■ Task requirements
Give back each line of the material that contains the word "JSON".

- - -

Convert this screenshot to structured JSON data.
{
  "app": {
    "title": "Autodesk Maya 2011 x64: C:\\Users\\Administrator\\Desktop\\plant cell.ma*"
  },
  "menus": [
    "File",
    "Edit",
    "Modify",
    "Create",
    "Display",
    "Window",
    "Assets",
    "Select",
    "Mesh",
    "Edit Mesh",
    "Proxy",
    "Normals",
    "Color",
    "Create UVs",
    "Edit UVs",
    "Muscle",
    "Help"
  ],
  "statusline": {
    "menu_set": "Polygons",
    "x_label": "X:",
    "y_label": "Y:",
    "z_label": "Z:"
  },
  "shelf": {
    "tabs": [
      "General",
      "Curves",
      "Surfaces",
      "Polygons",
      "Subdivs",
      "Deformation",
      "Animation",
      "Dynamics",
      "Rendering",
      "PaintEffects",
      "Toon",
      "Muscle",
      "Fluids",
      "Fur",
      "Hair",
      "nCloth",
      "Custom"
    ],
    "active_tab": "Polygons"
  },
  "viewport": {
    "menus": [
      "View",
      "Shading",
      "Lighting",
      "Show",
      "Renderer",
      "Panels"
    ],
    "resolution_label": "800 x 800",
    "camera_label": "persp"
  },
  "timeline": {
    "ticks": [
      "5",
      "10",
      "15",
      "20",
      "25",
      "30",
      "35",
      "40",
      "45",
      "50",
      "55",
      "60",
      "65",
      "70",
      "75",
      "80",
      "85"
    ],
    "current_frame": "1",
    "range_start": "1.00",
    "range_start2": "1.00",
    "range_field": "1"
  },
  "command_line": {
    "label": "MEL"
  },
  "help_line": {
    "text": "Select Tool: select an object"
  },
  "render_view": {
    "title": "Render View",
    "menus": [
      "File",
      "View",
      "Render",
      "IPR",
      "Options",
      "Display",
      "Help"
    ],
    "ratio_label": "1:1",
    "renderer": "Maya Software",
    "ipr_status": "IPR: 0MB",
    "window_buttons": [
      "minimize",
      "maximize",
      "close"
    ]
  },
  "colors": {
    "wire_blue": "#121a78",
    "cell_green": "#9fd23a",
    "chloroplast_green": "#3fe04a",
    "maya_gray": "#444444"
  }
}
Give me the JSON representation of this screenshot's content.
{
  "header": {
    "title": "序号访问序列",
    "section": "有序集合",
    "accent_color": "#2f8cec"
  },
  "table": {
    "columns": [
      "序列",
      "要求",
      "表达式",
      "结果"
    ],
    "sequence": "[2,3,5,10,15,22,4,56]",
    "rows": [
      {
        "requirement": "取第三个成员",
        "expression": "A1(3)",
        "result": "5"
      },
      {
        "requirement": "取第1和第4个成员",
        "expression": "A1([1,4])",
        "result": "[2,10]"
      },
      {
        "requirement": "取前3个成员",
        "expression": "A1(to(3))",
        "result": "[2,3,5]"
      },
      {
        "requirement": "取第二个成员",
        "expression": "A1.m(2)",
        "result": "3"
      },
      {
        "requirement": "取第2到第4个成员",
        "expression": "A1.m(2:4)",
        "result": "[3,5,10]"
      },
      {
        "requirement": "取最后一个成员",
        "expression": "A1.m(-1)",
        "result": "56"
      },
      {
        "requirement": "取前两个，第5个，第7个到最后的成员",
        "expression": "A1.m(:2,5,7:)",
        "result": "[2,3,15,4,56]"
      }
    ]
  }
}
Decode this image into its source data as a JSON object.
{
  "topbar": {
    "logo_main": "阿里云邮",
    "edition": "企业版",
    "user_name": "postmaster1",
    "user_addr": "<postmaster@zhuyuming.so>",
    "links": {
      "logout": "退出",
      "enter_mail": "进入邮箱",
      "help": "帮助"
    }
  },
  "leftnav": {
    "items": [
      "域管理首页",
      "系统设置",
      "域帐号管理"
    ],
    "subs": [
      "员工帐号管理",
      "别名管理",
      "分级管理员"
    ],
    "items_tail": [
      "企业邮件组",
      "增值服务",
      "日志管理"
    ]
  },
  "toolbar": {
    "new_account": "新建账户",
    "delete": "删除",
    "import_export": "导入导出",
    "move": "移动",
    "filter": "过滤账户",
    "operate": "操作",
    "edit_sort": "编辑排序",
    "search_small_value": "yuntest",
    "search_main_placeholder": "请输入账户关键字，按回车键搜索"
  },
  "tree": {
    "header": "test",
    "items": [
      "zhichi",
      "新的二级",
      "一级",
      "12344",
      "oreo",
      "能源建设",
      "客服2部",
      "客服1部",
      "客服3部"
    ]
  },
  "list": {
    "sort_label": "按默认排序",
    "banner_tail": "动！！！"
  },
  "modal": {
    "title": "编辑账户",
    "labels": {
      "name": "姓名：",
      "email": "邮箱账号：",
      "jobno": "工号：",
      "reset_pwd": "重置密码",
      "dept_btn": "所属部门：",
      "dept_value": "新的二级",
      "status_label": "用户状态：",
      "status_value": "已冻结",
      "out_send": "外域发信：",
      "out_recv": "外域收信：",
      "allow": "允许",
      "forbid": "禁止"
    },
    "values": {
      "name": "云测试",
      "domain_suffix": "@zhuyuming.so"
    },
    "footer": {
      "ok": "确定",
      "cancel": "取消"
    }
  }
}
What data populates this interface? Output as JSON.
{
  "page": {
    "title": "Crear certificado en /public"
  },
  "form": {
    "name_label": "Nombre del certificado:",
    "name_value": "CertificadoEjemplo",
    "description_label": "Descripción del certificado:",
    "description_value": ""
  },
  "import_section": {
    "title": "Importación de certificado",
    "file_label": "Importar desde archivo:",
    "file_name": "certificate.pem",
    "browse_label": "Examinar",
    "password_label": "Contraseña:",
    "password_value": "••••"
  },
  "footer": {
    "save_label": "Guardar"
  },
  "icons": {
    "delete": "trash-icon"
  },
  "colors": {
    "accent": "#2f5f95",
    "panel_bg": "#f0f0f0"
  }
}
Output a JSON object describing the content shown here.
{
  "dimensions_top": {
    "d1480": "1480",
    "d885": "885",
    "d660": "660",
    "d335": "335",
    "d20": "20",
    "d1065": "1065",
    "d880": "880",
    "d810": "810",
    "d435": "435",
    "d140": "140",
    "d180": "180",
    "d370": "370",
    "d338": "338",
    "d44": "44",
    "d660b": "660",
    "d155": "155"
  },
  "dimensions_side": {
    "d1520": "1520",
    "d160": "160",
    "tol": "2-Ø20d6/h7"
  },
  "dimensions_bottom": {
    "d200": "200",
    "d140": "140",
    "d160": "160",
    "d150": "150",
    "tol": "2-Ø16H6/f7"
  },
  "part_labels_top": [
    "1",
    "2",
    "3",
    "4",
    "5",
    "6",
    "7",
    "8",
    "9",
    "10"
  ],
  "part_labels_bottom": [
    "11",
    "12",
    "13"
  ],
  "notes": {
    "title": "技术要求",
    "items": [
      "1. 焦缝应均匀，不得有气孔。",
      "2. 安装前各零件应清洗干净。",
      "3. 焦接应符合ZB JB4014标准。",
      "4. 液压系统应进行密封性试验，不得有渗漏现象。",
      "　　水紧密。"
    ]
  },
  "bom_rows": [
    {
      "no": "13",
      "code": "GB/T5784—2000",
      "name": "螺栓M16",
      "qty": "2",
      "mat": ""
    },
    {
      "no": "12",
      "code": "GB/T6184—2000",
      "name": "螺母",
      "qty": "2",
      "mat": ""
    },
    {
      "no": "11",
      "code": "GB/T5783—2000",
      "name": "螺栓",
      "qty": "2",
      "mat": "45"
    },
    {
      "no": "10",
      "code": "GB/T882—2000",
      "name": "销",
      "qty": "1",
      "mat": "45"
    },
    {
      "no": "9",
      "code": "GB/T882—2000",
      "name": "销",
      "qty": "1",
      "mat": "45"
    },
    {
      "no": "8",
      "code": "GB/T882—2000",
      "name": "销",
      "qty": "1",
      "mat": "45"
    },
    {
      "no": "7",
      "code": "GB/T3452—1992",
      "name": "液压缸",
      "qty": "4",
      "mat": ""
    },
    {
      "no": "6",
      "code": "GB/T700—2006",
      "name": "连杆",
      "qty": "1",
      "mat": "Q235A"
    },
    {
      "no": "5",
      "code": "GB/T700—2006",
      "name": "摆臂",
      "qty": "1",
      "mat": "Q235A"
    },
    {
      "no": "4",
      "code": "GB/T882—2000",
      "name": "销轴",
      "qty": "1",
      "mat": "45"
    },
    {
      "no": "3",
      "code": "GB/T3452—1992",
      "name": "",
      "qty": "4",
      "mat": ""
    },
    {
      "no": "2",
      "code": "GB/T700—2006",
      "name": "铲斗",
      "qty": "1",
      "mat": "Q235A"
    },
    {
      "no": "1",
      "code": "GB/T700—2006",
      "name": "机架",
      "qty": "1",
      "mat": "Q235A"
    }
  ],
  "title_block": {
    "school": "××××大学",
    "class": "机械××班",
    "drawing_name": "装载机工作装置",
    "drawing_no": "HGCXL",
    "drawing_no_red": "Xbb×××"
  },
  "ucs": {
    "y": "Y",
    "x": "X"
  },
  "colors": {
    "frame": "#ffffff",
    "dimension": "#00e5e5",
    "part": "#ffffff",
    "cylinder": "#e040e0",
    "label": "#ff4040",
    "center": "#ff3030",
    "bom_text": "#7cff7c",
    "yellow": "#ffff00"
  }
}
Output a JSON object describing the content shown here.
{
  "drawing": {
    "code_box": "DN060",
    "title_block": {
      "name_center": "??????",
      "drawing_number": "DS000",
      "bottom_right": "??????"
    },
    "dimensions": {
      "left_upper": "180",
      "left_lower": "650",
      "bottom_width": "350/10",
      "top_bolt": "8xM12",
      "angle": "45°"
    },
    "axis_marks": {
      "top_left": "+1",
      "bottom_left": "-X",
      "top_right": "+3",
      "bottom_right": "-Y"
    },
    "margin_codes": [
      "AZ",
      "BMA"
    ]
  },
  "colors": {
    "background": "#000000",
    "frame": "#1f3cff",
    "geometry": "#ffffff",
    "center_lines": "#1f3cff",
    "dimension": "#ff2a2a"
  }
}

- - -

■ Result of the exercise
Convert this screenshot to structured JSON data.
Give me the JSON representation of this screenshot's content.
Decode this image into its source data as a JSON object.
What data populates this interface? Output as JSON.
Output a JSON object describing the content shown here.
Output a JSON object describing the content shown here.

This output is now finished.